The Community and Public Sector Union has launched a survey aimed at giving the tens of thousands of Australian Public Service workers who have been employed through labour hire a greater voice on workplace issues.
Launched on Wednesday, the survey has been created to replicate the Australian Public Service Commission’s annual employee census, which has been conducted since 2012. While the APS census covers a range of key workplace issues, including staff wellbeing, leadership, and development, it excludes labour hire staff.
The union has called on labour hire staff in the public sector to take its new survey, which it has argued will “ensure that the government cannot ignore labour hire workers any longer”.
“Labour hire workers deserve respect, job security and equal pay for equal work, and they deserve to be heard,” it said.
An increasing number of staff are being employed through labour hire due to the commonwealth’s Average Staffing Levels cap, according to CPSU national secretary Melissa Donnelly.
She noted that since 2013, more than 12,000 jobs have been cut from the APS as a result of the cap.
“We know that because of this staffing cap there are around 20,000 workers on labour hire in the APS. In fact in some agencies over 40% of their workforce are staffed with workers who are not directly employed but are contracted through labour hire companies,” she said.
Donnelly said that since the government has “refused” to count APS labour hire workers in the annual census, the CPSU labour hire census would fill the gap.
“Every year the government counts its staff, and seeks feedback from its workforce, but due to the ASL cap tens of thousands of workers that deliver for the public sector are left without a voice, ignored by the government and the APSC,” she said.
“The government is trying to privatise the public sector by stealth, and at the same time is refusing to acknowledge or hear from the workers they rely on.”

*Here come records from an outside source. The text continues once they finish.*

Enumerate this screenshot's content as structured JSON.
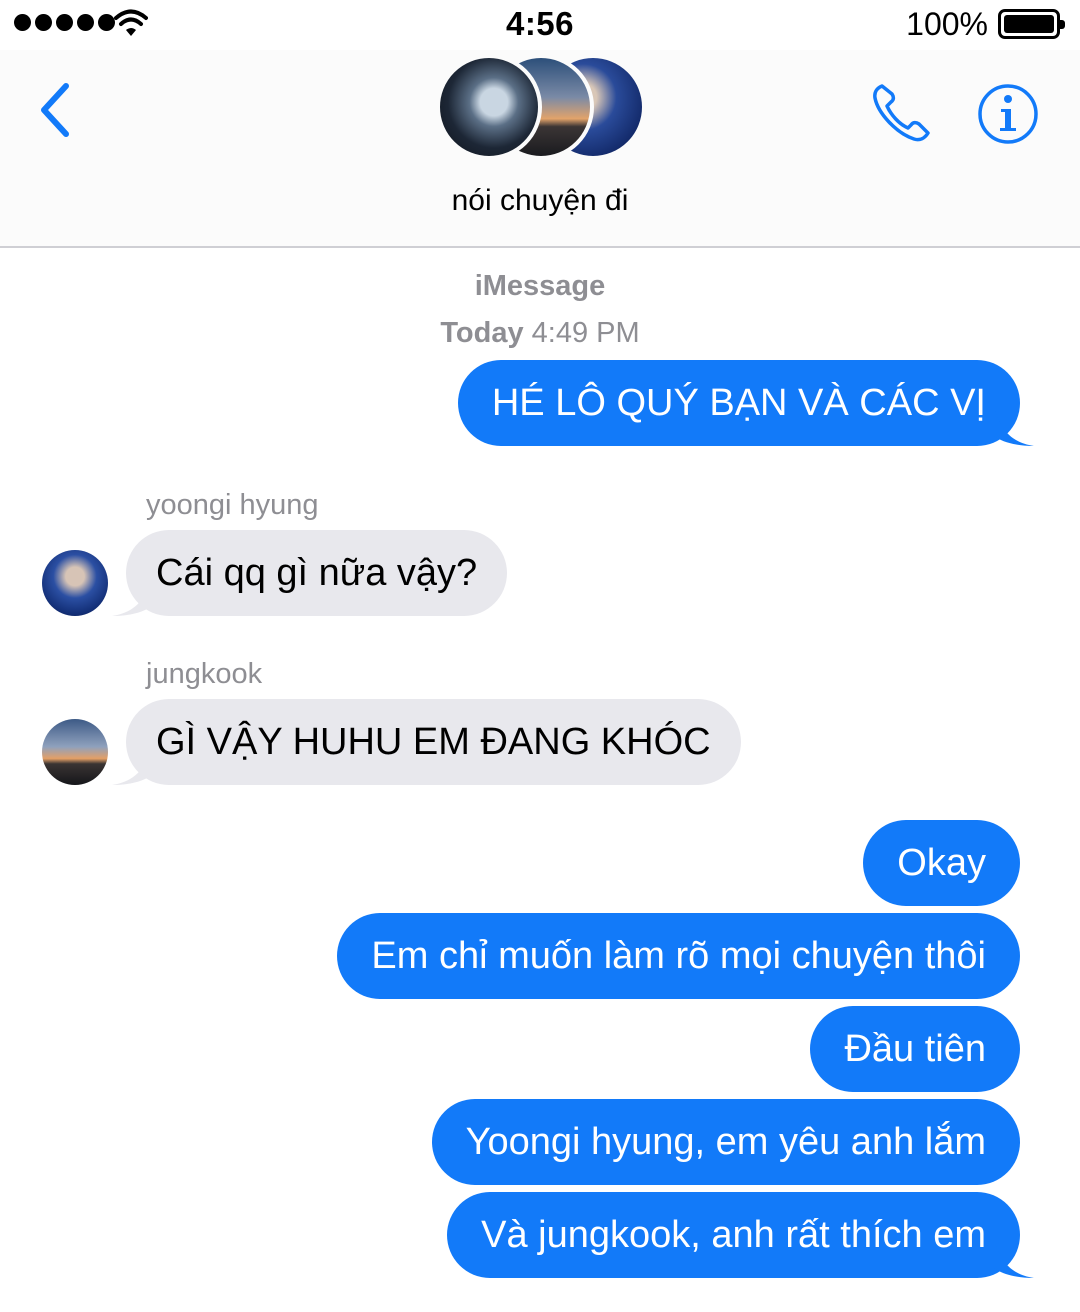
{
  "status_bar": {
    "time": "4:56",
    "battery_percent": "100%",
    "signal_icon": "signal-dots-icon",
    "wifi_icon": "wifi-icon",
    "battery_icon": "battery-icon"
  },
  "header": {
    "back_icon": "chevron-left-icon",
    "group_name": "nói chuyện đi",
    "call_icon": "phone-icon",
    "info_icon": "info-icon",
    "accent_color": "#127af9"
  },
  "thread": {
    "service": "iMessage",
    "day": "Today",
    "time": "4:49 PM",
    "messages": [
      {
        "from": "me",
        "text": "HÉ LÔ QUÝ BẠN VÀ CÁC VỊ"
      },
      {
        "from": "yoongi hyung",
        "text": "Cái qq gì nữa vậy?"
      },
      {
        "from": "jungkook",
        "text": "GÌ VẬY HUHU EM ĐANG KHÓC"
      },
      {
        "from": "me",
        "text": "Okay"
      },
      {
        "from": "me",
        "text": "Em chỉ muốn làm rõ mọi chuyện thôi"
      },
      {
        "from": "me",
        "text": "Đầu tiên"
      },
      {
        "from": "me",
        "text": "Yoongi hyung, em yêu anh lắm"
      },
      {
        "from": "me",
        "text": "Và jungkook, anh rất thích em"
      }
    ],
    "colors": {
      "outgoing": "#127af9",
      "incoming": "#e8e8ed",
      "meta": "#8e8e93"
    }
  }
}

The 2020 APS employee census results have not yet been released due to the survey being delayed last year as a result of COVID-19.